There was one time I remember when I slept with another person. It was 20 years ago and it lasted more than one hour, less than three. It was so completely unexpected – that is not the sort of thing I do. I was the person who could not casually allow a girl or boy friend to crash on the other side of my double bed when I was at uni and everyone sought to be as casual as possible about everything, even big things. (I lacked perspective). I would let them in to my bed, determined to be relaxed, then lie, stiff, alert; for what? A move towards intimacy if it was a boy friend; a call on my duties as hostess if it was a girl.

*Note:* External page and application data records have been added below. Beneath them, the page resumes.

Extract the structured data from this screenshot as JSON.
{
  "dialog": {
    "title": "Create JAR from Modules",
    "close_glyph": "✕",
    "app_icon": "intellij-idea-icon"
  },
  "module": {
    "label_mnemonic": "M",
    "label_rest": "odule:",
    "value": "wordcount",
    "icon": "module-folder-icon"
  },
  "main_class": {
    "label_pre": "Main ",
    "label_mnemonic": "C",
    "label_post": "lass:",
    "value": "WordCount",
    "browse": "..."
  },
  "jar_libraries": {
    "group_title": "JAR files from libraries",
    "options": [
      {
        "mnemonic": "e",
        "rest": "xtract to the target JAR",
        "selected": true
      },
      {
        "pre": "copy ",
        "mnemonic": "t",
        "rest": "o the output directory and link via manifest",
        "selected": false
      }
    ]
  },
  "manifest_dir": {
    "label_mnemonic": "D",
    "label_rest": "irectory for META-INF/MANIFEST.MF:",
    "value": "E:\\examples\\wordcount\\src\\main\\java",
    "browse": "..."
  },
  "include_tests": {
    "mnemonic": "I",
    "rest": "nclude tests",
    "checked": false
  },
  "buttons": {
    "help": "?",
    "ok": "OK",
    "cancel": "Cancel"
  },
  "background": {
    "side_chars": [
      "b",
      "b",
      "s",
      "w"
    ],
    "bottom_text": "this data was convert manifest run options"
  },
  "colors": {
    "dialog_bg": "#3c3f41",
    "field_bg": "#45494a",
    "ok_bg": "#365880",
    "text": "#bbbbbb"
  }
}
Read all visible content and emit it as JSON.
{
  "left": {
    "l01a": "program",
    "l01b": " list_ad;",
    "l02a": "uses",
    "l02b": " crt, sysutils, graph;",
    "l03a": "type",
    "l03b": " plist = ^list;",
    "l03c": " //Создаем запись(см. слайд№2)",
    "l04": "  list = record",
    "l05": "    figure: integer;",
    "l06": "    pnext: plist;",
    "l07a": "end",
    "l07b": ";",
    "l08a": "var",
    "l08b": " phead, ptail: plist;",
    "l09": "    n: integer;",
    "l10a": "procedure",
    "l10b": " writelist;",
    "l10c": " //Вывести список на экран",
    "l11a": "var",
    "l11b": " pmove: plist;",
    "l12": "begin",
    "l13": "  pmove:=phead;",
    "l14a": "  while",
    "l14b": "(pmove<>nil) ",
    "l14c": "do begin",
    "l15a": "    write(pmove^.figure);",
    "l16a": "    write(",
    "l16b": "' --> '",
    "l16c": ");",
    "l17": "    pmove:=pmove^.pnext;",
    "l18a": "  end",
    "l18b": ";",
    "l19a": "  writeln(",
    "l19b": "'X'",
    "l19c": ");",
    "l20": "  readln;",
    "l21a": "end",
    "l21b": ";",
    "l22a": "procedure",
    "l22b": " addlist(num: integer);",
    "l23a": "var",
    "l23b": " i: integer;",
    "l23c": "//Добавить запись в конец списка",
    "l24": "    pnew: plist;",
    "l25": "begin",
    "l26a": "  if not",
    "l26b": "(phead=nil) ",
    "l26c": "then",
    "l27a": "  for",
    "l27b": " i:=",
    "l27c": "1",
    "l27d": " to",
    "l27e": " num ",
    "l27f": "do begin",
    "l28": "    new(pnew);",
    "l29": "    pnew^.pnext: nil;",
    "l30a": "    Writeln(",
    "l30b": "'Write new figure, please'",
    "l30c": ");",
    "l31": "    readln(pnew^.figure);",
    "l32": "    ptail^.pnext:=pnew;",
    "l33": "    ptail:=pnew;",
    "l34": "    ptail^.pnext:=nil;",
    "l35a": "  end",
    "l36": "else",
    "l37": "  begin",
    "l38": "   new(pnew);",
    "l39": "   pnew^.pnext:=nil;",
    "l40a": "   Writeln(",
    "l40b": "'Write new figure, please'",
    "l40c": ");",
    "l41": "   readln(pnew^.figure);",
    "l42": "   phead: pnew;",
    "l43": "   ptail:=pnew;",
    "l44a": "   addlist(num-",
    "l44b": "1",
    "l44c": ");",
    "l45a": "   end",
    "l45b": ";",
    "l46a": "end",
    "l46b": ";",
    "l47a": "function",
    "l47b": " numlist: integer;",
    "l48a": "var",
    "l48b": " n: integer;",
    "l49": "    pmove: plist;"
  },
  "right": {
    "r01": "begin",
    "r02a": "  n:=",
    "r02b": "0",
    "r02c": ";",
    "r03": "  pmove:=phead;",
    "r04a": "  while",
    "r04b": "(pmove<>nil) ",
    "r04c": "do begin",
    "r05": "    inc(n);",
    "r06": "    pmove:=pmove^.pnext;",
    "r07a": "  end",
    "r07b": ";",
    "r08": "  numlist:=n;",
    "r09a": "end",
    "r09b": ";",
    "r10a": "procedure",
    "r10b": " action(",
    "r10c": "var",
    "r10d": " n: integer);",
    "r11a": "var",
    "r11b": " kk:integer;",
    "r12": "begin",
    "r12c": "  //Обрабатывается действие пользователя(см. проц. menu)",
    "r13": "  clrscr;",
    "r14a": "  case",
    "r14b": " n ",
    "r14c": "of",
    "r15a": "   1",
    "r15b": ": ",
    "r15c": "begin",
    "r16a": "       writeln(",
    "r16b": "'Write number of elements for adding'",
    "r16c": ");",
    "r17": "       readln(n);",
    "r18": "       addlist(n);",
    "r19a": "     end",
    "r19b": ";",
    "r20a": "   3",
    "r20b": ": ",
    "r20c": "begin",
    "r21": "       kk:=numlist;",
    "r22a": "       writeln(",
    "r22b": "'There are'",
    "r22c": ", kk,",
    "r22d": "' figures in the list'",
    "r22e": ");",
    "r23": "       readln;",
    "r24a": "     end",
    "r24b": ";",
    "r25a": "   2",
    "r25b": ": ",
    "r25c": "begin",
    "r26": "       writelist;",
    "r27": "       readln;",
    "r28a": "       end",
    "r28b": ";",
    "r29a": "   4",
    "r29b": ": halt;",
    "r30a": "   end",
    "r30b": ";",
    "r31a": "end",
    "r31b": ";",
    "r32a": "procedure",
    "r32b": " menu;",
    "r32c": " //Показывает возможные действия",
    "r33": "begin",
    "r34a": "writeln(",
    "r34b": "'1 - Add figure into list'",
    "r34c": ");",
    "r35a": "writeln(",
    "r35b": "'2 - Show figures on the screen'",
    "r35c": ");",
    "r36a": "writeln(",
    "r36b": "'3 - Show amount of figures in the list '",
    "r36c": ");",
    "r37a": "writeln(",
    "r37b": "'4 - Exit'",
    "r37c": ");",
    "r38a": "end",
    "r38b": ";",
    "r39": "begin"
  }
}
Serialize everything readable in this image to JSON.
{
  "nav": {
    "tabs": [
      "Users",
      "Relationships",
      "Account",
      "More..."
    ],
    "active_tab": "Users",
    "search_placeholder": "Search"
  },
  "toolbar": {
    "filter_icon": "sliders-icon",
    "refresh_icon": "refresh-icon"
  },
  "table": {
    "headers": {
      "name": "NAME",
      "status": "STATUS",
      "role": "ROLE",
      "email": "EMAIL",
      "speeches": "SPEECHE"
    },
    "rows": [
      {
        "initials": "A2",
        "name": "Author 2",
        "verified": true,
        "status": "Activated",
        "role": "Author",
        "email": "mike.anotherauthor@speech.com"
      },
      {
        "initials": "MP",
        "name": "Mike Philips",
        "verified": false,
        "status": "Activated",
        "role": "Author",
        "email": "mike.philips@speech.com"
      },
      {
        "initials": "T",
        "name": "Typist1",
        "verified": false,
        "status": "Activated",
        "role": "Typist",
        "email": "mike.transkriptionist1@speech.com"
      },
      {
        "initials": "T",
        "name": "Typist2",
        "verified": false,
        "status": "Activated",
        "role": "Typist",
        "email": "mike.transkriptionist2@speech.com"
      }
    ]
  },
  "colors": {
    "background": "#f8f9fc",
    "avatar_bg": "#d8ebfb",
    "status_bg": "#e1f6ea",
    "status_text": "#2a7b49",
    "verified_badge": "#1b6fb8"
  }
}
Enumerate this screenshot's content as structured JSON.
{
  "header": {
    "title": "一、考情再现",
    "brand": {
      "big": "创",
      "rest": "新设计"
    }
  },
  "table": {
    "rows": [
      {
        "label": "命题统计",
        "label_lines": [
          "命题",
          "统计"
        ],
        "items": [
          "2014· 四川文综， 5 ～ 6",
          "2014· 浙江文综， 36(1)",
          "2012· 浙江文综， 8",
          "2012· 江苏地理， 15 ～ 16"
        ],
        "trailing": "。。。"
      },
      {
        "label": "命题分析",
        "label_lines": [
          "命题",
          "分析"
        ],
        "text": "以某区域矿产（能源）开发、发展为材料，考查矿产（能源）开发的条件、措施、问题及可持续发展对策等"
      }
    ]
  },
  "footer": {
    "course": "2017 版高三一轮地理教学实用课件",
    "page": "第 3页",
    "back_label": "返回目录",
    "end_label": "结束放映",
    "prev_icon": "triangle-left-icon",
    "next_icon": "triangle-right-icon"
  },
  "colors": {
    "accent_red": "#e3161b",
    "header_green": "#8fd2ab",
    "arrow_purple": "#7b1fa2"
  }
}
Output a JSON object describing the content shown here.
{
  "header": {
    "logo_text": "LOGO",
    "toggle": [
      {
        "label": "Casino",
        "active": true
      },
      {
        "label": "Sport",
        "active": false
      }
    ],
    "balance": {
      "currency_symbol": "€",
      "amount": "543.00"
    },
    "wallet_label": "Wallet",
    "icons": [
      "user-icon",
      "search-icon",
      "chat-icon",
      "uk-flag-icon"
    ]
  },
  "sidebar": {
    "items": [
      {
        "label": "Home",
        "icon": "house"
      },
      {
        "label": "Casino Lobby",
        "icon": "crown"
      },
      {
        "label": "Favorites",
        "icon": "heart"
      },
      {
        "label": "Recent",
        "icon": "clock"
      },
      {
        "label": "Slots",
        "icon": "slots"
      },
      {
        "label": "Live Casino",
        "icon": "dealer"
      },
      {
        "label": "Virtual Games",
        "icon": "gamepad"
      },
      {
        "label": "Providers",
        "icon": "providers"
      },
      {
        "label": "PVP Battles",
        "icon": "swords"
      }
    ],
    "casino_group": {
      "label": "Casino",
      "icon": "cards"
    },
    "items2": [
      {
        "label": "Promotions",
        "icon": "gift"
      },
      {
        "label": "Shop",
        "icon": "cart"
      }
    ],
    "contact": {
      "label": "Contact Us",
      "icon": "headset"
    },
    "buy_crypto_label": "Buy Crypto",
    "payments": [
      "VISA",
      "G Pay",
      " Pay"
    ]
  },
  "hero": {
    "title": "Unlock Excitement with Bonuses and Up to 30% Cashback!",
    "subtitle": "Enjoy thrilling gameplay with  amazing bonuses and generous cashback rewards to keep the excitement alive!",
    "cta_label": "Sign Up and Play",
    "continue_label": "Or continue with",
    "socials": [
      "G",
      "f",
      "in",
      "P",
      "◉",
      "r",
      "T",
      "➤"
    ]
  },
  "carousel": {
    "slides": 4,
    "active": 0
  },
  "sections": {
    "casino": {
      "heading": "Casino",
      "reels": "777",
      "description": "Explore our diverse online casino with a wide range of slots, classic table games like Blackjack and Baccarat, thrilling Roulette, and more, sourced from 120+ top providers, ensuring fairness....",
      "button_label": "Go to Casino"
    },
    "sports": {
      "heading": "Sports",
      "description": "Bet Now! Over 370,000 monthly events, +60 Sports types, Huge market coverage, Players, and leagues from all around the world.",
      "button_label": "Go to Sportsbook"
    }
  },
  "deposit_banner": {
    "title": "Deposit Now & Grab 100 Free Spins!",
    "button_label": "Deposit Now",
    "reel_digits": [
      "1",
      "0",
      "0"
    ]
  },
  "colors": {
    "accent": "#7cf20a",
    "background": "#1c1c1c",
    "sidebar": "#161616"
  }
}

I don’t remember falling asleep, of course. I remember waking up. I looked up at the ceiling of Frankfurt airport. My friend sat peacefully, my head on her lap, looking around, not in any particular hurry. Multiple miracles: that she was still here, when I had tearfully farewelled her only hours ago, she for the US, me for Australia, our year of desperation (student exchange) over. The things I felt: total and deep peace. I was so completely and surprisingly safe. Wonder: I was completely and surprisingly safe, asleep in the most vulnerable position I could imagine – asleep, in a public place, at the end of happiness, at the beginning of 48 hours flying “home.”

I thought I would curse myself for wasting my last hours with my friend asleep. But I have never regretted it. This miracle. This gift. So many things have faded, but this has not. The sheer, pure wonder and the feeling of waking up, unharmed against all expectation here.

I wonder at people who can sleep next to the person they love, every night. I wonder if they wake feeling such deep nourishment every day. I wonder about what I am missing.

I think I should perhaps try again. But I tell myself, and it is true, causally, correlatively, there is never a good time in our busy lives to conduct an experiment which involves losing nights of sleep.

My husband now has a snoring machine, and I have tailor made ear plugs from a cheery audiologist who wished me good luck. Last time we travelled, I slept in the same room and it was ok. It was OK. There was an alertness, but still.

I try not to think about this in terms of progress. And I try not to think about what buried bones make me so alert in my sleep. Maybe nothing. Maybe something. I try not to think.

It was so unexpected: waking, seeing the ceiling, then realising what I had just done. Wonder at myself. Love for her. I only saw her once again in my life. I googled her, but there is no trace. I do not think I will ever see her again.

It was the result of a strange combination of utter exhaustion and bonus time. A gift. Extra, spent in a miracle. Sleep like that is pure luxury: in broad daylight, in public, with someone you may never see again and love desperately because of it. There is nothing of need or functionality about it. It is pure excess, which is why it stays with me, year after year, as close as I have to an experience of mystery, of total surrender, of encompassing peace. Of god.